=== Begin Enclosure ===

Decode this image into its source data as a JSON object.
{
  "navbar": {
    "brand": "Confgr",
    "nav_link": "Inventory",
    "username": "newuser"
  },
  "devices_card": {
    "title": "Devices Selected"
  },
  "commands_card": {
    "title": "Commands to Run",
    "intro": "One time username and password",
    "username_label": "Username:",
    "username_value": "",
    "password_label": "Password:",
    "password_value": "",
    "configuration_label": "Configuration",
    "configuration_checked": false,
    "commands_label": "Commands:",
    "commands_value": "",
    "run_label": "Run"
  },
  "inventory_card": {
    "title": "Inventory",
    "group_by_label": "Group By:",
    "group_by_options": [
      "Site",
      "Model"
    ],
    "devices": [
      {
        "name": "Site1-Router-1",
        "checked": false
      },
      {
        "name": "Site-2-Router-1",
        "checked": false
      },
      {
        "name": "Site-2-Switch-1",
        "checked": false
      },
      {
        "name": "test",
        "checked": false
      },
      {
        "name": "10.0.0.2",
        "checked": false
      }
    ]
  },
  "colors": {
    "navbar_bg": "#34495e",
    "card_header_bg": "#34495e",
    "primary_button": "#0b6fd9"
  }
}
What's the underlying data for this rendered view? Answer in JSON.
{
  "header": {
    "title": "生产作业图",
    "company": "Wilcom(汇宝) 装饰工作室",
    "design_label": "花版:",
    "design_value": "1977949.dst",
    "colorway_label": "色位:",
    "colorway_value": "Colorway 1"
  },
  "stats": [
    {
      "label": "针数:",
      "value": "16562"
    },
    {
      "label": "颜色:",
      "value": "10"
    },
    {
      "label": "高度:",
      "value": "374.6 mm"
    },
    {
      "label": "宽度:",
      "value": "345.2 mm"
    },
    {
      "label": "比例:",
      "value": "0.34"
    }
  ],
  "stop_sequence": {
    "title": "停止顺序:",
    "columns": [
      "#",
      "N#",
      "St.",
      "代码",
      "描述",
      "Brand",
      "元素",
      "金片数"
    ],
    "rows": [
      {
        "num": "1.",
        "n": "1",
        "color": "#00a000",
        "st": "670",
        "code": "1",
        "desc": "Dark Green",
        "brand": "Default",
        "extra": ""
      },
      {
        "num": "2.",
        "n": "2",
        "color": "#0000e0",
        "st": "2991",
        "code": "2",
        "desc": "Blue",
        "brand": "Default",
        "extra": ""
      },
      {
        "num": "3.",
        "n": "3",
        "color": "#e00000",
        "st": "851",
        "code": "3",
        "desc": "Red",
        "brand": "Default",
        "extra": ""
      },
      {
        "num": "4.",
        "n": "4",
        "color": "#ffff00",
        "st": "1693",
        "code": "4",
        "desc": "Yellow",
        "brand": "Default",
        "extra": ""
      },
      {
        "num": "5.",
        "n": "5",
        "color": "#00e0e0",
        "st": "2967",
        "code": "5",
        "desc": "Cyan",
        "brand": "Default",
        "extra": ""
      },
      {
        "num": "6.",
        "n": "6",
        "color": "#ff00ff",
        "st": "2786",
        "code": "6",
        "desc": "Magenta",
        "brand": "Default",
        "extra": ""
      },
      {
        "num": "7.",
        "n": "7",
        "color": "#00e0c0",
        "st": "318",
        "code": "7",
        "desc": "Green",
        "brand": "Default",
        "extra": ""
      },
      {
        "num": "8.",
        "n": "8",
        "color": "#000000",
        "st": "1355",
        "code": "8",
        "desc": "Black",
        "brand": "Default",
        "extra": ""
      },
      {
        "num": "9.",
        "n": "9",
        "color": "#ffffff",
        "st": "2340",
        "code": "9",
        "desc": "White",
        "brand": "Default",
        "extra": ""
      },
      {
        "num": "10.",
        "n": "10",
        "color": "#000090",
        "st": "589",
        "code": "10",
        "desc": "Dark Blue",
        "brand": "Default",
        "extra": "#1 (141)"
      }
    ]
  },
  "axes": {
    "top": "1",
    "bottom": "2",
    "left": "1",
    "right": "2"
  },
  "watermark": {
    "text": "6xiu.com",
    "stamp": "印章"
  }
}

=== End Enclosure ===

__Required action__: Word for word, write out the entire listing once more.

__Solution to the problem__:
Decode this image into its source data as a JSON object.
{
  "navbar": {
    "brand": "Confgr",
    "nav_link": "Inventory",
    "username": "newuser"
  },
  "devices_card": {
    "title": "Devices Selected"
  },
  "commands_card": {
    "title": "Commands to Run",
    "intro": "One time username and password",
    "username_label": "Username:",
    "username_value": "",
    "password_label": "Password:",
    "password_value": "",
    "configuration_label": "Configuration",
    "configuration_checked": false,
    "commands_label": "Commands:",
    "commands_value": "",
    "run_label": "Run"
  },
  "inventory_card": {
    "title": "Inventory",
    "group_by_label": "Group By:",
    "group_by_options": [
      "Site",
      "Model"
    ],
    "devices": [
      {
        "name": "Site1-Router-1",
        "checked": false
      },
      {
        "name": "Site-2-Router-1",
        "checked": false
      },
      {
        "name": "Site-2-Switch-1",
        "checked": false
      },
      {
        "name": "test",
        "checked": false
      },
      {
        "name": "10.0.0.2",
        "checked": false
      }
    ]
  },
  "colors": {
    "navbar_bg": "#34495e",
    "card_header_bg": "#34495e",
    "primary_button": "#0b6fd9"
  }
}
What's the underlying data for this rendered view? Answer in JSON.
{
  "header": {
    "title": "生产作业图",
    "company": "Wilcom(汇宝) 装饰工作室",
    "design_label": "花版:",
    "design_value": "1977949.dst",
    "colorway_label": "色位:",
    "colorway_value": "Colorway 1"
  },
  "stats": [
    {
      "label": "针数:",
      "value": "16562"
    },
    {
      "label": "颜色:",
      "value": "10"
    },
    {
      "label": "高度:",
      "value": "374.6 mm"
    },
    {
      "label": "宽度:",
      "value": "345.2 mm"
    },
    {
      "label": "比例:",
      "value": "0.34"
    }
  ],
  "stop_sequence": {
    "title": "停止顺序:",
    "columns": [
      "#",
      "N#",
      "St.",
      "代码",
      "描述",
      "Brand",
      "元素",
      "金片数"
    ],
    "rows": [
      {
        "num": "1.",
        "n": "1",
        "color": "#00a000",
        "st": "670",
        "code": "1",
        "desc": "Dark Green",
        "brand": "Default",
        "extra": ""
      },
      {
        "num": "2.",
        "n": "2",
        "color": "#0000e0",
        "st": "2991",
        "code": "2",
        "desc": "Blue",
        "brand": "Default",
        "extra": ""
      },
      {
        "num": "3.",
        "n": "3",
        "color": "#e00000",
        "st": "851",
        "code": "3",
        "desc": "Red",
        "brand": "Default",
        "extra": ""
      },
      {
        "num": "4.",
        "n": "4",
        "color": "#ffff00",
        "st": "1693",
        "code": "4",
        "desc": "Yellow",
        "brand": "Default",
        "extra": ""
      },
      {
        "num": "5.",
        "n": "5",
        "color": "#00e0e0",
        "st": "2967",
        "code": "5",
        "desc": "Cyan",
        "brand": "Default",
        "extra": ""
      },
      {
        "num": "6.",
        "n": "6",
        "color": "#ff00ff",
        "st": "2786",
        "code": "6",
        "desc": "Magenta",
        "brand": "Default",
        "extra": ""
      },
      {
        "num": "7.",
        "n": "7",
        "color": "#00e0c0",
        "st": "318",
        "code": "7",
        "desc": "Green",
        "brand": "Default",
        "extra": ""
      },
      {
        "num": "8.",
        "n": "8",
        "color": "#000000",
        "st": "1355",
        "code": "8",
        "desc": "Black",
        "brand": "Default",
        "extra": ""
      },
      {
        "num": "9.",
        "n": "9",
        "color": "#ffffff",
        "st": "2340",
        "code": "9",
        "desc": "White",
        "brand": "Default",
        "extra": ""
      },
      {
        "num": "10.",
        "n": "10",
        "color": "#000090",
        "st": "589",
        "code": "10",
        "desc": "Dark Blue",
        "brand": "Default",
        "extra": "#1 (141)"
      }
    ]
  },
  "axes": {
    "top": "1",
    "bottom": "2",
    "left": "1",
    "right": "2"
  },
  "watermark": {
    "text": "6xiu.com",
    "stamp": "印章"
  }
}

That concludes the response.